*THE DATA*:

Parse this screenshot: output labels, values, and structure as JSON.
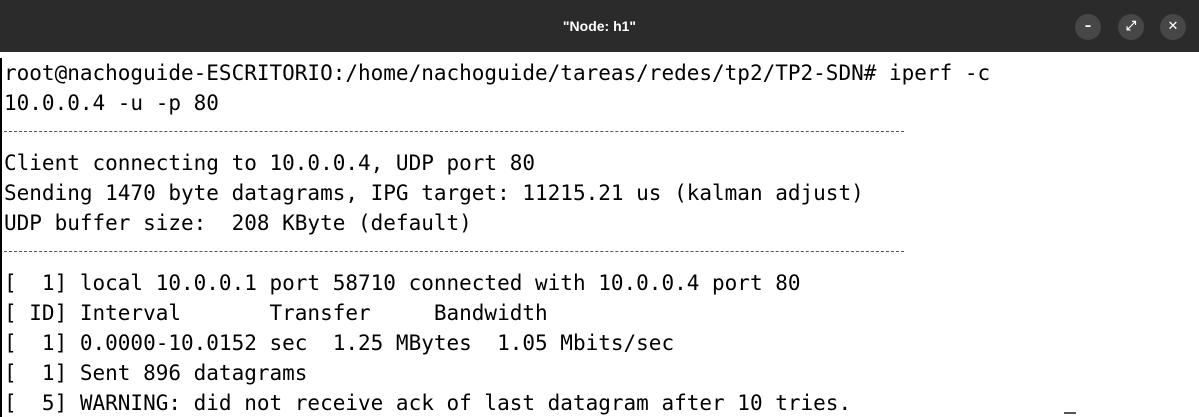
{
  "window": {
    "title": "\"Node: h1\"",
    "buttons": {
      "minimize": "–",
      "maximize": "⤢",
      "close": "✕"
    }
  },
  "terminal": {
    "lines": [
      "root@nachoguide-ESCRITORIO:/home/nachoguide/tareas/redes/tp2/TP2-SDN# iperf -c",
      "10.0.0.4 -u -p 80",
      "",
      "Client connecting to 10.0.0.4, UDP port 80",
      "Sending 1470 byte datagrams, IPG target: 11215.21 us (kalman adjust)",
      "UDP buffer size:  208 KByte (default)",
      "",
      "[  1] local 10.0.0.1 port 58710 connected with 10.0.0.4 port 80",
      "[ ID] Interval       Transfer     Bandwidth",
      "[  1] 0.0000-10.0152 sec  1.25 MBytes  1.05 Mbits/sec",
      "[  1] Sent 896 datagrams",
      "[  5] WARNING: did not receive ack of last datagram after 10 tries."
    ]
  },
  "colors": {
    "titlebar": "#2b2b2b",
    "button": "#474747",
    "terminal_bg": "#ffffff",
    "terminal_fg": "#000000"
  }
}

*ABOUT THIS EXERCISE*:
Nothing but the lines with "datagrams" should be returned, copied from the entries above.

*SOLUTION*:
      "Sending 1470 byte datagrams, IPG target: 11215.21 us (kalman adjust)",
      "[  1] Sent 896 datagrams",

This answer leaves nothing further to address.